How Do You Attract Funding from Venture Capitalists?
Before seeking out venture capitalists, you should have a well-developed business plan and strategy. Venture capitalists are professional investors using private equity funds.
They look to invest money into high-potential companies that have the potential to generate high returns, so they’ll need to know your goals and plans to be interested in investing. You’ll need to have done your market research, understand your cash flow needs, and have a clear idea of the investment amounts your company needs to start.
If you’ve already been in business, you must have a picture of your annual earnings and tax filing status.
Venture capital deals only happen when you understand the market potential and can prove that your company can achieve significant growth.
How Do You Attract Funding from Angel Investors?
Angel investors are usually looking for smaller investments. You may not need as developed a plan or as much data about the market when approaching them.
It’s essential, however, that you demonstrate why your business is worthy of their investment: how it can succeed, how it fits into the current market, and what kind of returns they can expect.
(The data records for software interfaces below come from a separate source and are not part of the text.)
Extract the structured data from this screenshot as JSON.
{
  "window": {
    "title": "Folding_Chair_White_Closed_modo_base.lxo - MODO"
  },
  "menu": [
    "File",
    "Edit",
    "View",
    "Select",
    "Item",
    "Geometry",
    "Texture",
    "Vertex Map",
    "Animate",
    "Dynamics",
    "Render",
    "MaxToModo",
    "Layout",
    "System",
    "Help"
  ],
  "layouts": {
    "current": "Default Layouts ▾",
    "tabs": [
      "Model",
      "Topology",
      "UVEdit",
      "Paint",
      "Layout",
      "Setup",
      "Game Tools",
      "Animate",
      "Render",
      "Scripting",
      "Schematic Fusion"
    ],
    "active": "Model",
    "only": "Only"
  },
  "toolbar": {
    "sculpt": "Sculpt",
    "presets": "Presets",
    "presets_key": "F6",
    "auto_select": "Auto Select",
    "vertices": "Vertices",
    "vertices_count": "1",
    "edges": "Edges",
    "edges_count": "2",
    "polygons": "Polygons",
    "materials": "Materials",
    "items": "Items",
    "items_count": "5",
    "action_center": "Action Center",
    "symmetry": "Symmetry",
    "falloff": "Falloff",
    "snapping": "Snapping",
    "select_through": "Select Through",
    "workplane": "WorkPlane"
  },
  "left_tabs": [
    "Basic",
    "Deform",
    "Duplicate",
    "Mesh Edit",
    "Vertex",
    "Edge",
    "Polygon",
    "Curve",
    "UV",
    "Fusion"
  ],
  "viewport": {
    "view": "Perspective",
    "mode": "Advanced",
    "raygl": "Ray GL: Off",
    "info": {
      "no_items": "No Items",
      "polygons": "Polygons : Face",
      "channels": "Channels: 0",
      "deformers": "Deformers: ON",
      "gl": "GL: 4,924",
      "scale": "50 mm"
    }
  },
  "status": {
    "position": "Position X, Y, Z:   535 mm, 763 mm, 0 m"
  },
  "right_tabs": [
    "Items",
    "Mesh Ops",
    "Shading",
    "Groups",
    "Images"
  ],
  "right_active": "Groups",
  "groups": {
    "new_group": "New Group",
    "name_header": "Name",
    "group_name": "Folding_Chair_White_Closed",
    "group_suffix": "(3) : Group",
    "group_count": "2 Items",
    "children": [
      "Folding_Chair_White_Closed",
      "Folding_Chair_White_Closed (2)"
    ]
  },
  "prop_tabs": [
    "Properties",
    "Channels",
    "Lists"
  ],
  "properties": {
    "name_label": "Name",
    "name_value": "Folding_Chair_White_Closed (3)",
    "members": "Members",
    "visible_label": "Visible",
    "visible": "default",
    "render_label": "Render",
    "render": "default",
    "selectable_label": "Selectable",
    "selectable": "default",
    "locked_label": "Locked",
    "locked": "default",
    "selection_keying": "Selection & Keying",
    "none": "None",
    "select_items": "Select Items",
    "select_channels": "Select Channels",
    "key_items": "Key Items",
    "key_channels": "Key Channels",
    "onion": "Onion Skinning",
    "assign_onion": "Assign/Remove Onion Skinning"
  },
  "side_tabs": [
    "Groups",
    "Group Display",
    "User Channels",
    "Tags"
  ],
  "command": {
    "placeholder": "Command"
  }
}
Choosing Venture Capitalists vs Angel Investors
Venture capitalists and angel investors are both potential sources of funding for your business venture. Depending on the size and stage of your business, one type may better suit your business venture than the other.
The type of investor you choose to fund your business venture will depend on several factors, including the
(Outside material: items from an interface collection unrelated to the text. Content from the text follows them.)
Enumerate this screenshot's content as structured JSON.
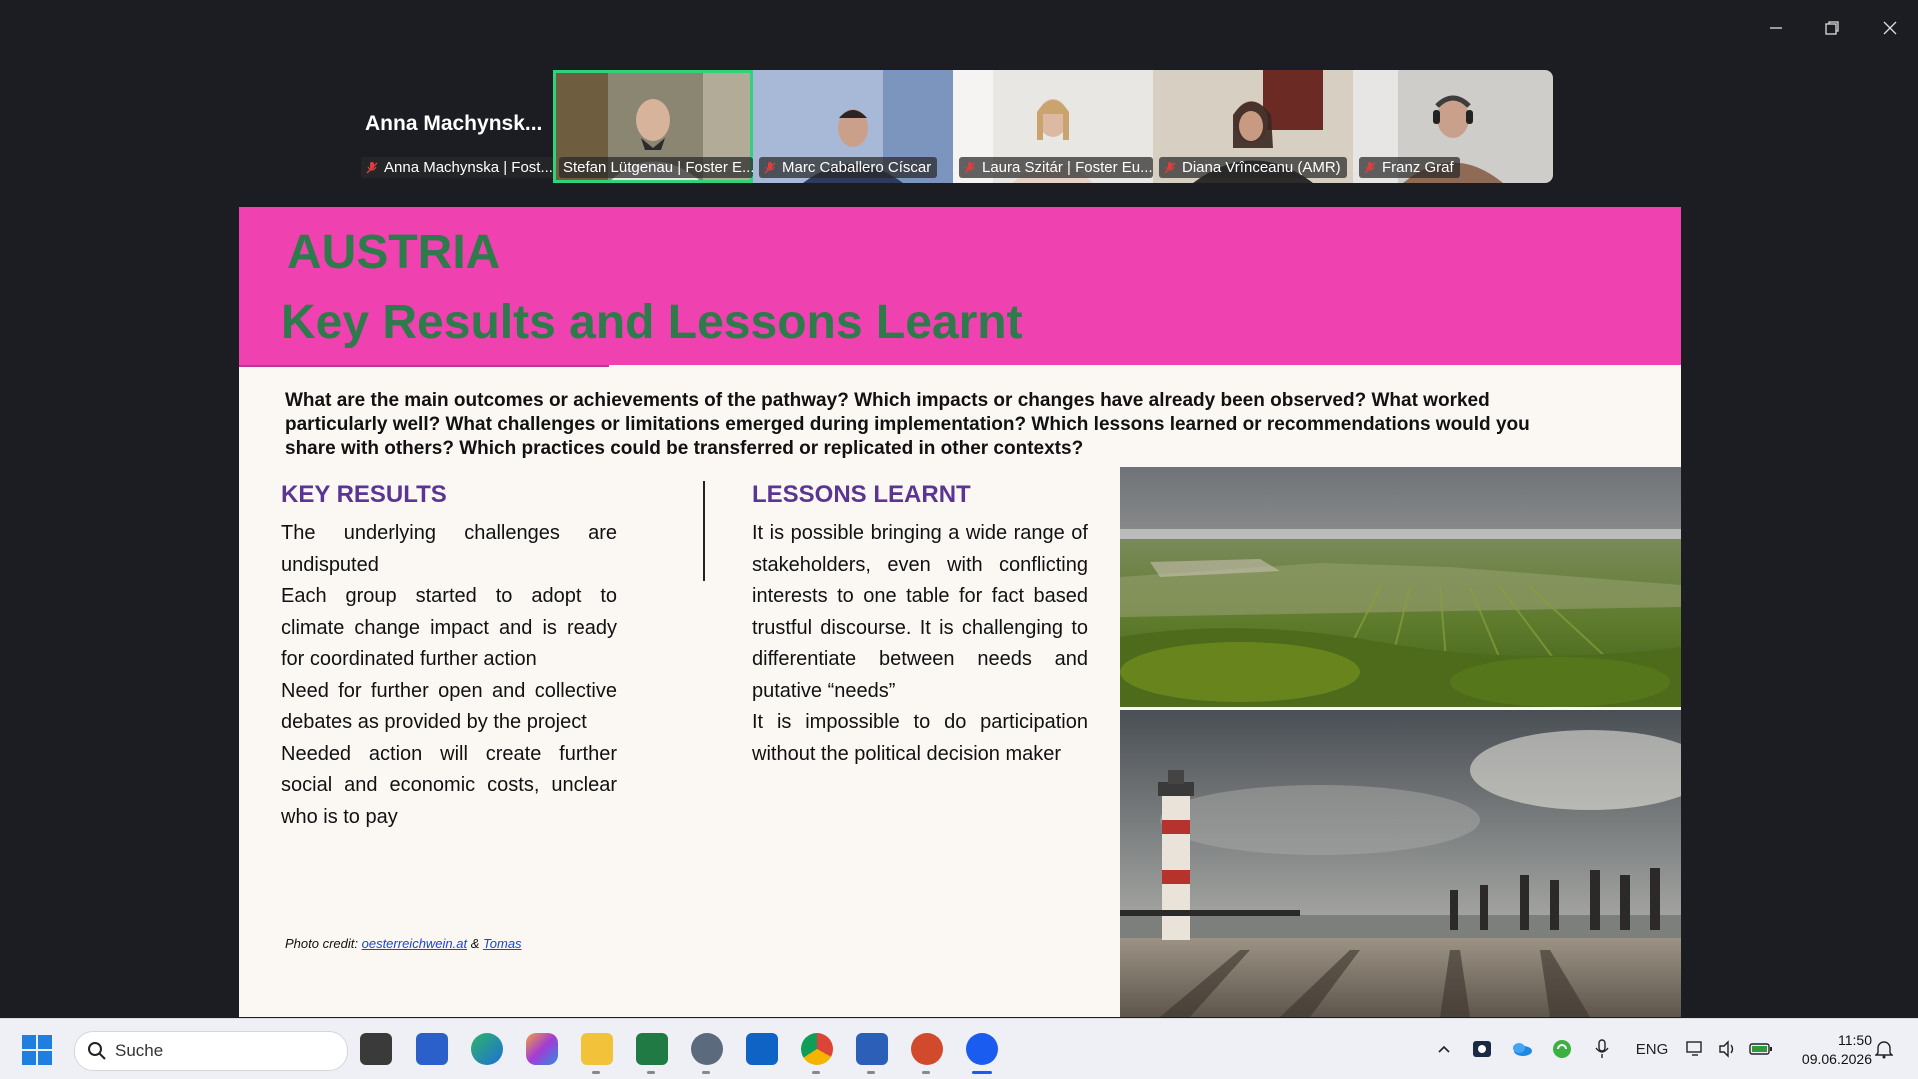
{
  "window": {
    "controls": [
      "minimize-icon",
      "restore-icon",
      "close-icon"
    ]
  },
  "meeting": {
    "active_speaker_name": "Anna  Machynsk...",
    "participants": [
      {
        "label": "Anna Machynska | Fost..."
      },
      {
        "label": "Stefan Lütgenau | Foster E...",
        "active": true
      },
      {
        "label": "Marc Caballero Císcar"
      },
      {
        "label": "Laura Szitár | Foster Eu..."
      },
      {
        "label": "Diana Vrînceanu (AMR)"
      },
      {
        "label": "Franz Graf"
      }
    ]
  },
  "slide": {
    "country": "AUSTRIA",
    "headline": "Key Results and Lessons Learnt",
    "question": "What are the main outcomes or achievements of the pathway? Which impacts or changes have already been observed? What worked particularly well? What challenges or limitations emerged during implementation? Which lessons learned or recommendations would you share with others? Which practices could be transferred or replicated in other contexts?",
    "key_results": {
      "title": "KEY RESULTS",
      "items": [
        "The underlying challenges are undisputed",
        "Each group started to adopt to climate change impact and is ready for coordinated further action",
        "Need for further open and collective debates as provided by the project",
        "Needed action will create further social and economic costs, unclear who is to pay"
      ]
    },
    "lessons_learnt": {
      "title": "LESSONS LEARNT",
      "items": [
        "It is possible bringing a wide range of stakeholders, even with conflicting interests to one table for fact based trustful discourse. It is challenging to differentiate between needs and putative “needs”",
        "It is impossible to do participation without the political decision maker"
      ]
    },
    "credit": {
      "prefix": "Photo credit: ",
      "link1": "oesterreichwein.at",
      "sep": " & ",
      "link2": "Tomas"
    }
  },
  "taskbar": {
    "search_label": "Suche",
    "language": "ENG",
    "time": "11:50",
    "date": "09.06.2026",
    "apps": [
      "task-view-icon",
      "store-icon",
      "edge-icon",
      "copilot-icon",
      "file-explorer-icon",
      "excel-icon",
      "settings-icon",
      "outlook-icon",
      "chrome-icon",
      "word-icon",
      "powerpoint-icon",
      "zoom-icon"
    ]
  },
  "colors": {
    "header_pink": "#f041b1",
    "headline_green": "#2d7a4a",
    "column_title_purple": "#5b3594",
    "active_speaker_border": "#2ed37c"
  }
}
- Size of your company
- Structure of your company
- Your business knowledge and proven track record
- Amount of funding you need
- Your long-term goals
The key differences between angel investors vs venture capital investors is the amount of money you need and the type of role you want the investor to provide.
Venture investment companies may be the best option for companies looking for large amounts of money who are willing to give up equity in exchange. Venture capitalists typically require a higher return on investment (ROI) and a longer-term commitment from businesses than angel investors do.
On the other hand, if you’re looking for smaller amounts of money with more flexible repayment terms and potential additional mentorship, an angel investor might be better suited for your needs.
Ultimately, when considering a venture capitalist vs angel investor, weighing all options before deciding is essential. The choice depends on your individual needs and goals.
No matter which type of investor you choose, it’s crucial to research and ensure the fit suits both parties. Investing in a business venture requires commitment from both the investor and the entrepreneur, so ensure you understand what to expect before signing any agreements.
With the right investor on board, your business can get off to a great start!
Our Experienced Business Attorneys Can Help
Hopler, Wilms, and Hanna’s knowledgeable business attorneys can help, whether you’re in the idea stage or actively looking for funding. We work with industry leaders and large corporations across the state of North Carolina and also have close relationships with accredited investors.
We understand how crucial it is to your business to raise funds. With more capital, your venture has a shot at increasing its market presence and capturing the attention of potential clients.
Our business attorneys can provide you with the advice and guidance you need to make informed decisions when it comes to finding the right investor and negotiating a favorable deal. Reach out today and get started on your journey to success!